What I saw was a whole life being lived in and around Sri Padmanabhaswamy.
In one far sandy courtyard was a mandap (pavilion) where some people sat in deep meditation. Above them was the blue-grey monsoon sky (at 5 pm) and the pagoda-like silhouette of a red-tiled roof. Couples who had obviously taken a vow were sitting together murmuring from a Sanskrit prayer book. In each case, man and wife looked deeply bonded as they prayed together, the man holding the book while the wife turned the pages, as they sat shoulder-to-shoulder in that clean, open, beautiful space. College boys suddenly chancing on each other in the long stone-pillared corridors produced big smiles. Children played here and there, not hooting and hollering, but quietly, taking care not to cannon into elderly souls hobbling gamely around in triple pradakshina (you cover a whole km by the time you’re done).
Everywhere, groups of people chatted in low tones or solitary dreamers sat still watching the world wag by.
The only sound was that of Naam-kirtan by a band of Vaishnava pilgrims from Bengal who went around with cymbals singing ‘Hore Krishna, Hore Krishna‘. The local people tapped along where they sat, enjoying the pleasant sound, or stepped aside to give them space to do their thing.
On my way out down the broad flight of steps, I passed by an elderly samiyaar (sanyaasi) who sat mid-way in flaming gerua (monk’s orange), telling Hari-katha (epic stories with explanations) while people listened attentively around him.
At the foot of the steps, kiosks sold coffee, fried cashews, banana and tapioca chips, devotional cassettes, rudraksha wristbands (some, quite funky) and the usual pilgrim takeways like calendar pictures of Sri Padmanabhaswamy and of just everybody else from up in Sivalokam and Vaikuntham.
You may turn up your nose at ‘commercialisation’, but I found them quite dear and comforting.
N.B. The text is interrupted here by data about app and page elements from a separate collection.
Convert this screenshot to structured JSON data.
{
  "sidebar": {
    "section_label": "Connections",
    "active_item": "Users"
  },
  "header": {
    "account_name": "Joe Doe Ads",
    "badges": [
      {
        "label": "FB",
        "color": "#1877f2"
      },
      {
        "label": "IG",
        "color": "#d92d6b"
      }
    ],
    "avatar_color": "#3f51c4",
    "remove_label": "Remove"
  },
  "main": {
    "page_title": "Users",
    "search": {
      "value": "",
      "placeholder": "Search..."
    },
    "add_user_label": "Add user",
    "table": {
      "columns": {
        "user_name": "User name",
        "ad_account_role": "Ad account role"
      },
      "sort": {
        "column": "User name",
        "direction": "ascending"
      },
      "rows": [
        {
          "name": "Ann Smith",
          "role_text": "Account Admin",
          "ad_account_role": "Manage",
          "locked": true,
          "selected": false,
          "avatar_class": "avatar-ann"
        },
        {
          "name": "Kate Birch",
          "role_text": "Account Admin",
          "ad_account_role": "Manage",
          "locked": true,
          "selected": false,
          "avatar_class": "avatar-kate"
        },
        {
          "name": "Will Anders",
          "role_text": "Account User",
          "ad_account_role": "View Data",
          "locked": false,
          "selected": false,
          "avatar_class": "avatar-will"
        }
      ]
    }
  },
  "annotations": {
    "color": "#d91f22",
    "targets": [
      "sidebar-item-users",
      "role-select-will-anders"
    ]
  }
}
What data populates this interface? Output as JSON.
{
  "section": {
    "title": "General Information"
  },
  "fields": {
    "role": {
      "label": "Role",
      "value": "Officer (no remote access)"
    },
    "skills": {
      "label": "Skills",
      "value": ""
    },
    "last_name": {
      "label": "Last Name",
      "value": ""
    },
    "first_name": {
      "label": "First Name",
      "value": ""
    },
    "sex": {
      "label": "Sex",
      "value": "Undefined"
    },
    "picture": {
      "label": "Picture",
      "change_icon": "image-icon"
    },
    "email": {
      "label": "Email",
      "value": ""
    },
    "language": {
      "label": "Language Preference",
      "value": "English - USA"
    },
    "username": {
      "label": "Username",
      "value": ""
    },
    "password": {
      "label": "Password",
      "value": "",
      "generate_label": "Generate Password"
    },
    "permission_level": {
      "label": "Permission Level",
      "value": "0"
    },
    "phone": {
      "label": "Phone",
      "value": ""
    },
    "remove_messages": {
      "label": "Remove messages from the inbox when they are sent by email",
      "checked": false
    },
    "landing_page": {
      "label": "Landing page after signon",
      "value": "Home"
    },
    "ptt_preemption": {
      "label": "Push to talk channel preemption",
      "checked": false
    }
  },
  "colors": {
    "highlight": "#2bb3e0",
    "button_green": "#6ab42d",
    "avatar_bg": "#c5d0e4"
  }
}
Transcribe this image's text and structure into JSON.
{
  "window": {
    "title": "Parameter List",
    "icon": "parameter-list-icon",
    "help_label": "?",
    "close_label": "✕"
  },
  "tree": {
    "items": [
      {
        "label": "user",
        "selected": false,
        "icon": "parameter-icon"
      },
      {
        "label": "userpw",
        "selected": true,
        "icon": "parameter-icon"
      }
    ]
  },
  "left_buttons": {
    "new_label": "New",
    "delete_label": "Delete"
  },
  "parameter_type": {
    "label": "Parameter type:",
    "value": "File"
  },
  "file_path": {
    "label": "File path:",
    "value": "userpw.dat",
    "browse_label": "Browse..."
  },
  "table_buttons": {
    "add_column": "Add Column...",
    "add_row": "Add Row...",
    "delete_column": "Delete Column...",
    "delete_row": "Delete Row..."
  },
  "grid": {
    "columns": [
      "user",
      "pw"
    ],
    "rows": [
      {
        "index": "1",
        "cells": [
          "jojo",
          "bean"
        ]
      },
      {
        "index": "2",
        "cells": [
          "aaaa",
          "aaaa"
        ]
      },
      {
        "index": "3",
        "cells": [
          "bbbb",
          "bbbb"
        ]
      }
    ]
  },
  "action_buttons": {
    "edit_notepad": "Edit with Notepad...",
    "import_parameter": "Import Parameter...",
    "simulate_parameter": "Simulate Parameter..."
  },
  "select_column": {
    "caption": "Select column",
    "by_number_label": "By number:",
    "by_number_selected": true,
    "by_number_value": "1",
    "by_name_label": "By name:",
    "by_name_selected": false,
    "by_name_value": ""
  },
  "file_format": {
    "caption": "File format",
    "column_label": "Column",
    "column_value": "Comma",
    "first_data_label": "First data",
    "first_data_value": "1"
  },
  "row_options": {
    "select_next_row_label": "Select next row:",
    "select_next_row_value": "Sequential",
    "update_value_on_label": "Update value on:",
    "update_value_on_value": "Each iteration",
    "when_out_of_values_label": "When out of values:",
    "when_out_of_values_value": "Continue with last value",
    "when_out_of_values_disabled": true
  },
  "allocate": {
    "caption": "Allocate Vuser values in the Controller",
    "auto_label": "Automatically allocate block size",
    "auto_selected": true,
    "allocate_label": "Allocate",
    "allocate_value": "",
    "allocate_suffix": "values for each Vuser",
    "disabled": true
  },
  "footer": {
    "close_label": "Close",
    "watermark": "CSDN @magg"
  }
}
People buy those pictures to take back and keep in their puja room, to add to the god gallery already at home. It’s a keepsake for mere mortals, of having been to a kshetra. And surely these are nicer memories to keep than sad or angry ones? I counted my blessings and said bye to Sri Padmanabhaswamy with a good feeling.
I didn’t buy a picture.
But then, I knew I’d be able to tell you about it and share his picture right here.
And share this song in Malayalam composed by Maharaja Swati Thirunal (a whole, wonderful topic in himself), in Raga Neelambari, the ‘lullaby raga’ of South India.